→ Task instructions
Every record below should be printed exactly, except for the pictures.

→ Data to process
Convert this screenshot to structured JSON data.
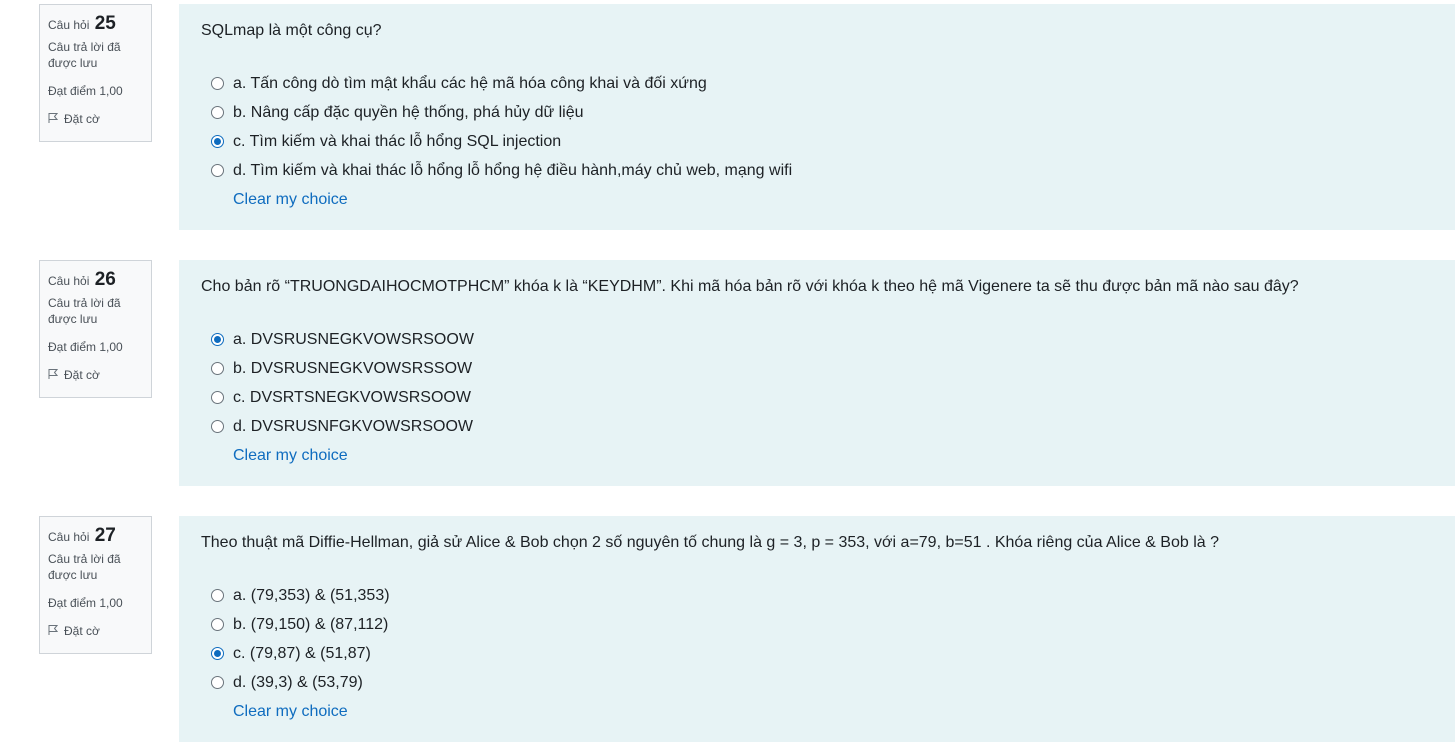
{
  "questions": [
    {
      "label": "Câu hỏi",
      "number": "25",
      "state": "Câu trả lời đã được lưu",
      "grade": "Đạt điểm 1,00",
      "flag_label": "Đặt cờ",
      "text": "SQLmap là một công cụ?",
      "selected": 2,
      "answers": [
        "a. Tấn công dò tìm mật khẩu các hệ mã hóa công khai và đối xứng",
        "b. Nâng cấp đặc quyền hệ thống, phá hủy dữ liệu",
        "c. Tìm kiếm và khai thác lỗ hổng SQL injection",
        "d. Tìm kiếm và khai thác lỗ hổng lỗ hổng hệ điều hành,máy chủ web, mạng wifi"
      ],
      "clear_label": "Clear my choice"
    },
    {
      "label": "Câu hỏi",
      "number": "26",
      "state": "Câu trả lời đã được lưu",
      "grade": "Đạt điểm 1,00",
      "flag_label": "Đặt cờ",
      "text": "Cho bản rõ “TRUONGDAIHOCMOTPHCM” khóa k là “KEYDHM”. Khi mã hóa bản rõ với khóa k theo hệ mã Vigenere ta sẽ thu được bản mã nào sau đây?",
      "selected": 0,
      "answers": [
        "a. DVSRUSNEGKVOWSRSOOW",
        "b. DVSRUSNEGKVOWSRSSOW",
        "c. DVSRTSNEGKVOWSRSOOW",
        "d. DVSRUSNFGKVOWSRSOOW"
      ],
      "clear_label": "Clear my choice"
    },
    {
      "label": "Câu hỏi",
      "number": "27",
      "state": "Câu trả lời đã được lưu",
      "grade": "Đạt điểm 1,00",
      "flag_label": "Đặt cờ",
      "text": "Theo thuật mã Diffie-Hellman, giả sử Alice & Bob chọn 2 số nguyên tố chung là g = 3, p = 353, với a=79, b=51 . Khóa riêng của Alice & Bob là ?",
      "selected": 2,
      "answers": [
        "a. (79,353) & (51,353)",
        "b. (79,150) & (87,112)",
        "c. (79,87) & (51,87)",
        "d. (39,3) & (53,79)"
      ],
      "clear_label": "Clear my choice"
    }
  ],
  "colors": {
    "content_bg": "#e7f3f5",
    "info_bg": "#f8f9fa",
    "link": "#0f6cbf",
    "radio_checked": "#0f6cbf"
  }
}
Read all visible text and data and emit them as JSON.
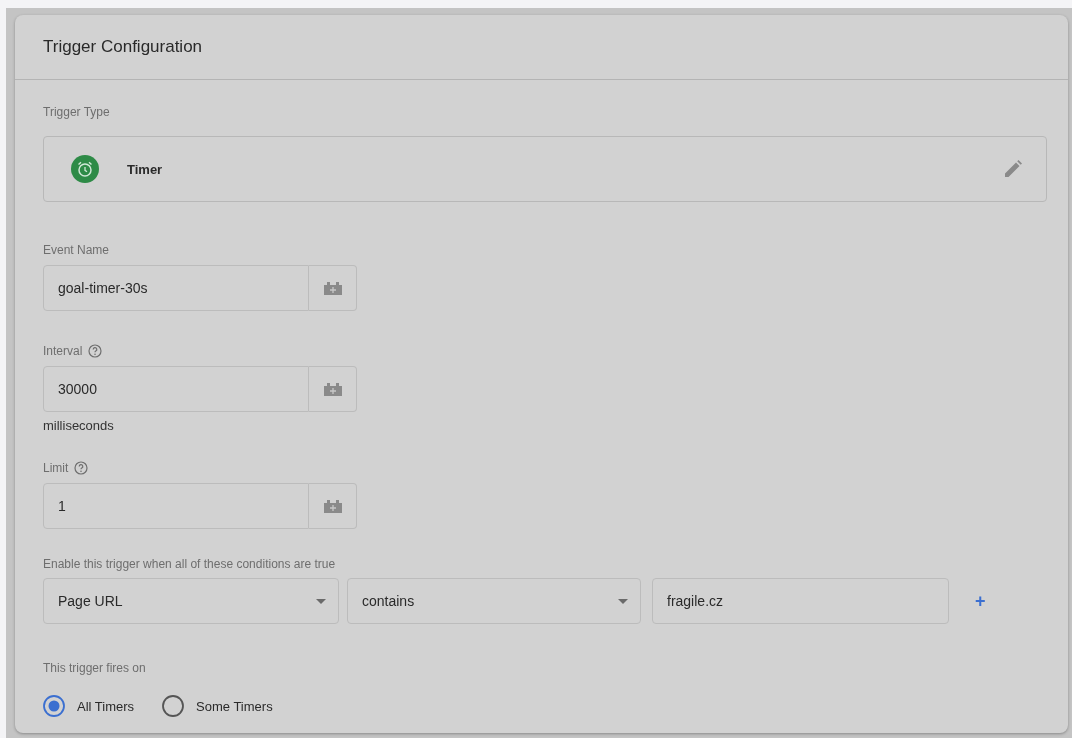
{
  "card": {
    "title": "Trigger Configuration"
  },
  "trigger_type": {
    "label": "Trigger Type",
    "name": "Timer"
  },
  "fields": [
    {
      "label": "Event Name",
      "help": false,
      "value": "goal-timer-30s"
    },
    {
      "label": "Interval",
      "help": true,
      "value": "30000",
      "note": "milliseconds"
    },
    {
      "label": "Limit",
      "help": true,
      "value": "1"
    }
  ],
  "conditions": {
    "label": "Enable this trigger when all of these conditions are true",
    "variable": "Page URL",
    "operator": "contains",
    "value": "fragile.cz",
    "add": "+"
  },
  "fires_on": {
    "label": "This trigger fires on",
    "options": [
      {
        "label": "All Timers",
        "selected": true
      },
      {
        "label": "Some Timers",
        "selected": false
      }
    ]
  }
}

→ Exercise solution
Convert this screenshot to structured JSON data.
{
  "questions": [
    {
      "label": "Câu hỏi",
      "number": "25",
      "state": "Câu trả lời đã được lưu",
      "grade": "Đạt điểm 1,00",
      "flag_label": "Đặt cờ",
      "text": "SQLmap là một công cụ?",
      "selected": 2,
      "answers": [
        "a. Tấn công dò tìm mật khẩu các hệ mã hóa công khai và đối xứng",
        "b. Nâng cấp đặc quyền hệ thống, phá hủy dữ liệu",
        "c. Tìm kiếm và khai thác lỗ hổng SQL injection",
        "d. Tìm kiếm và khai thác lỗ hổng lỗ hổng hệ điều hành,máy chủ web, mạng wifi"
      ],
      "clear_label": "Clear my choice"
    },
    {
      "label": "Câu hỏi",
      "number": "26",
      "state": "Câu trả lời đã được lưu",
      "grade": "Đạt điểm 1,00",
      "flag_label": "Đặt cờ",
      "text": "Cho bản rõ “TRUONGDAIHOCMOTPHCM” khóa k là “KEYDHM”. Khi mã hóa bản rõ với khóa k theo hệ mã Vigenere ta sẽ thu được bản mã nào sau đây?",
      "selected": 0,
      "answers": [
        "a. DVSRUSNEGKVOWSRSOOW",
        "b. DVSRUSNEGKVOWSRSSOW",
        "c. DVSRTSNEGKVOWSRSOOW",
        "d. DVSRUSNFGKVOWSRSOOW"
      ],
      "clear_label": "Clear my choice"
    },
    {
      "label": "Câu hỏi",
      "number": "27",
      "state": "Câu trả lời đã được lưu",
      "grade": "Đạt điểm 1,00",
      "flag_label": "Đặt cờ",
      "text": "Theo thuật mã Diffie-Hellman, giả sử Alice & Bob chọn 2 số nguyên tố chung là g = 3, p = 353, với a=79, b=51 . Khóa riêng của Alice & Bob là ?",
      "selected": 2,
      "answers": [
        "a. (79,353) & (51,353)",
        "b. (79,150) & (87,112)",
        "c. (79,87) & (51,87)",
        "d. (39,3) & (53,79)"
      ],
      "clear_label": "Clear my choice"
    }
  ],
  "colors": {
    "content_bg": "#e7f3f5",
    "info_bg": "#f8f9fa",
    "link": "#0f6cbf",
    "radio_checked": "#0f6cbf"
  }
}
Read all visible text and data and emit them as JSON.
{
  "card": {
    "title": "Trigger Configuration"
  },
  "trigger_type": {
    "label": "Trigger Type",
    "name": "Timer"
  },
  "fields": [
    {
      "label": "Event Name",
      "help": false,
      "value": "goal-timer-30s"
    },
    {
      "label": "Interval",
      "help": true,
      "value": "30000",
      "note": "milliseconds"
    },
    {
      "label": "Limit",
      "help": true,
      "value": "1"
    }
  ],
  "conditions": {
    "label": "Enable this trigger when all of these conditions are true",
    "variable": "Page URL",
    "operator": "contains",
    "value": "fragile.cz",
    "add": "+"
  },
  "fires_on": {
    "label": "This trigger fires on",
    "options": [
      {
        "label": "All Timers",
        "selected": true
      },
      {
        "label": "Some Timers",
        "selected": false
      }
    ]
  }
}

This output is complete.